The paper, “Discovery of extreme events-related communities in contrasting groups of physical system networks,” was published online Sept. 4 in the journal Data Mining and Knowledge Discovery. The paper is co-authored by Samatova; Dr. Fredrick Semazzi, a professor of marine, earth and atmospheric science at NC State; former NC State Ph.D. students Zhengzhang Chen and William Hendrix, who are both now postdoctoral researchers at Northwestern University; former NC State Ph. D. student Isaac Tetteh, now a lecturer at Kwame Nkrumah University of Science and Technology, Ghana; Dr. Alok Choudhary of Northwestern; and Hang Guan, a student at Zhejiang University. The research was supported by grants from the National Science Foundation and the Department of Energy.
Note to Editors: The study abstract follows.
“Discovery of extreme events-related communities in contrasting groups of physical system networks”
Authors: Zhengzhang Chen, William Hendrix, Isaac K. Tetteh, Fredrick Semazzi and Nagiza Samatova, North Carolina State University; Hang Guan, Zhejiang University; Alok Choudhary, Northwestern University
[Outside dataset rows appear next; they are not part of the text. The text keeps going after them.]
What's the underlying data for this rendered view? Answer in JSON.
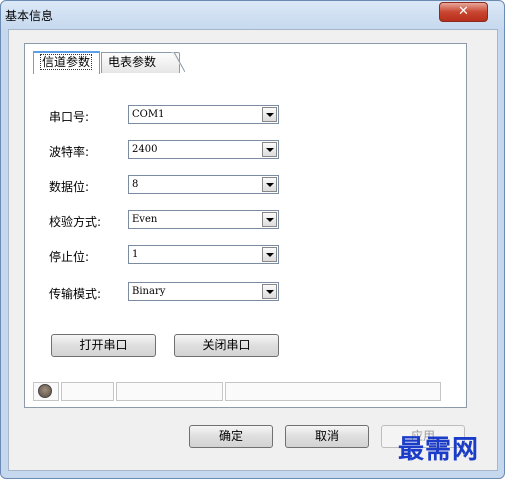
{
  "window": {
    "title": "基本信息",
    "close_symbol": "✕"
  },
  "tabs": [
    {
      "label": "信道参数",
      "active": true
    },
    {
      "label": "电表参数",
      "active": false
    }
  ],
  "fields": [
    {
      "label": "串口号:",
      "value": "COM1"
    },
    {
      "label": "波特率:",
      "value": "2400"
    },
    {
      "label": "数据位:",
      "value": "8"
    },
    {
      "label": "校验方式:",
      "value": "Even"
    },
    {
      "label": "停止位:",
      "value": "1"
    },
    {
      "label": "传输模式:",
      "value": "Binary"
    }
  ],
  "buttons": {
    "open_port": "打开串口",
    "close_port": "关闭串口",
    "ok": "确定",
    "cancel": "取消",
    "apply": "应用"
  },
  "watermark": "最需网",
  "colors": {
    "close_button": "#c8452f",
    "active_tab_accent": "#5aa0e6",
    "watermark": "#1a3cc8"
  }
}
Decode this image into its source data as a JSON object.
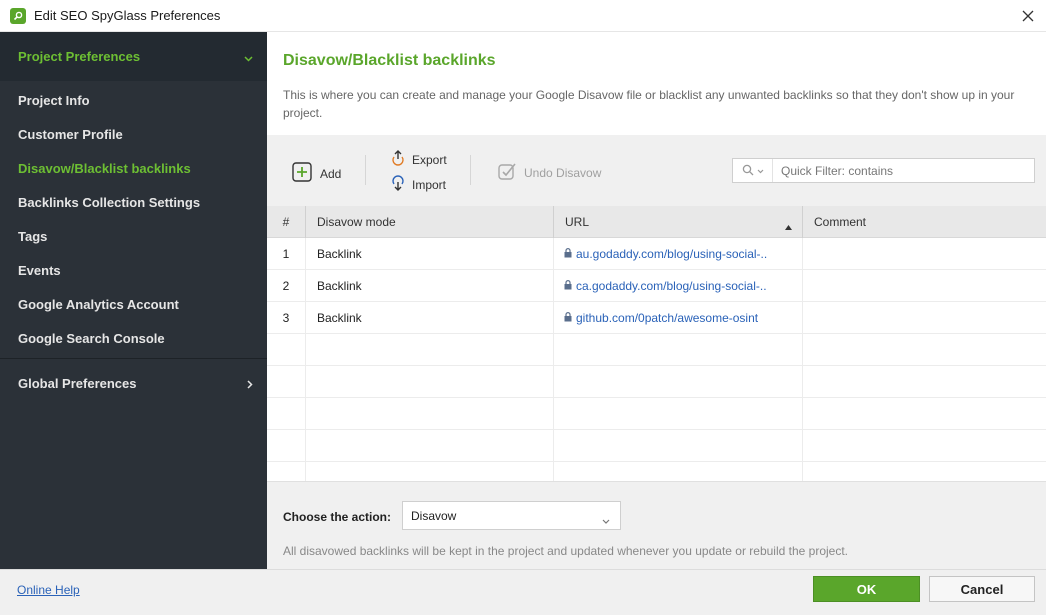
{
  "window": {
    "title": "Edit SEO SpyGlass Preferences",
    "app_icon": "spyglass-logo-icon",
    "close_icon": "close-icon"
  },
  "colors": {
    "accent_green": "#5aa62b",
    "sidebar_bg": "#2b3138",
    "link_blue": "#2a62b8"
  },
  "sidebar": {
    "section_label": "Project Preferences",
    "section_icon": "chevron-down-icon",
    "items": [
      {
        "label": "Project Info",
        "active": false
      },
      {
        "label": "Customer Profile",
        "active": false
      },
      {
        "label": "Disavow/Blacklist backlinks",
        "active": true
      },
      {
        "label": "Backlinks Collection Settings",
        "active": false
      },
      {
        "label": "Tags",
        "active": false
      },
      {
        "label": "Events",
        "active": false
      },
      {
        "label": "Google Analytics Account",
        "active": false
      },
      {
        "label": "Google Search Console",
        "active": false
      }
    ],
    "global_label": "Global Preferences",
    "global_icon": "chevron-right-icon"
  },
  "main": {
    "title": "Disavow/Blacklist backlinks",
    "description": "This is where you can create and manage your Google Disavow file or blacklist any unwanted backlinks so that they don't show up in your project."
  },
  "toolbar": {
    "add_label": "Add",
    "add_icon": "plus-square-icon",
    "export_label": "Export",
    "export_icon": "export-icon",
    "import_label": "Import",
    "import_icon": "import-icon",
    "undo_label": "Undo Disavow",
    "undo_icon": "undo-disavow-icon",
    "filter_icon": "search-icon",
    "filter_placeholder": "Quick Filter: contains"
  },
  "table": {
    "columns": [
      "#",
      "Disavow mode",
      "URL",
      "Comment"
    ],
    "sort_column": "URL",
    "sort_icon": "sort-asc-icon",
    "rows": [
      {
        "num": "1",
        "mode": "Backlink",
        "url": "au.godaddy.com/blog/using-social-..",
        "comment": ""
      },
      {
        "num": "2",
        "mode": "Backlink",
        "url": "ca.godaddy.com/blog/using-social-..",
        "comment": ""
      },
      {
        "num": "3",
        "mode": "Backlink",
        "url": "github.com/0patch/awesome-osint",
        "comment": ""
      }
    ],
    "lock_icon": "lock-icon"
  },
  "action": {
    "label": "Choose the action:",
    "selected": "Disavow",
    "note": "All disavowed backlinks will be kept in the project and updated whenever you update or rebuild the project."
  },
  "footer": {
    "help_link": "Online Help",
    "ok_label": "OK",
    "cancel_label": "Cancel"
  }
}
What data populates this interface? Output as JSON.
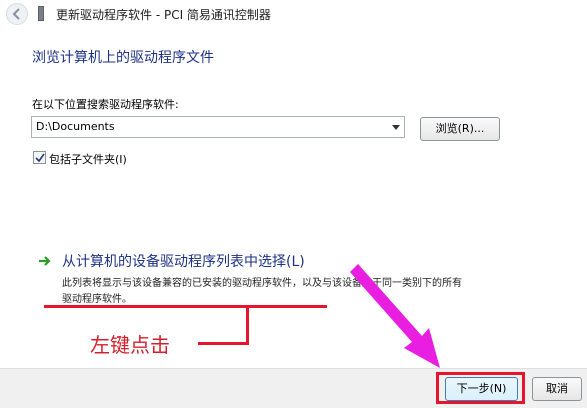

Published: Online Sept. 4, Data Mining and Knowledge Discovery
Abstract: The latent behavior of a physical system that can exhibit extreme events such as hurricanes or rainfalls is complex. Recently, a very promising means for studying complex systems has emerged through the concept of complex networks. Networks representing relationships between individual objects usually exhibit community dynamics. Conventional community detection methods mainly focus on either mining frequent subgraphs in a network or detecting stable communities in time-varying networks. In this paper, we formulate a novel problem—detection of predictive and phase-biased communities in contrasting groups of networks, and propose an efficient and effective machine learning solution for finding such anomalous communities. We build different groups of networks corresponding to different system’s phases, such as higher or low hurricane activity, discover phase-related system components as seeds to help bound the search space of community generation in each network, and use the proposed contrast-based technique to identify the changing communities across different groups. The detected anomalous communities are hypothesized (1) to play an important role in defining the target system’s state(s) and (2) to improve the predictive skill of the system’s states when used collectively in the ensemble of predictive models. When tested on the two important extreme event problems—identification of tropical cyclone-related and of African Sahel rainfall-related climate indices—our algorithm demonstrated the superior performance in terms of various skill and robustness metrics, including 8–16 % accuracy increase, as well as physical interpretability of detected communities. The experimental results also show the efficiency of our algorithm on synthetic datasets.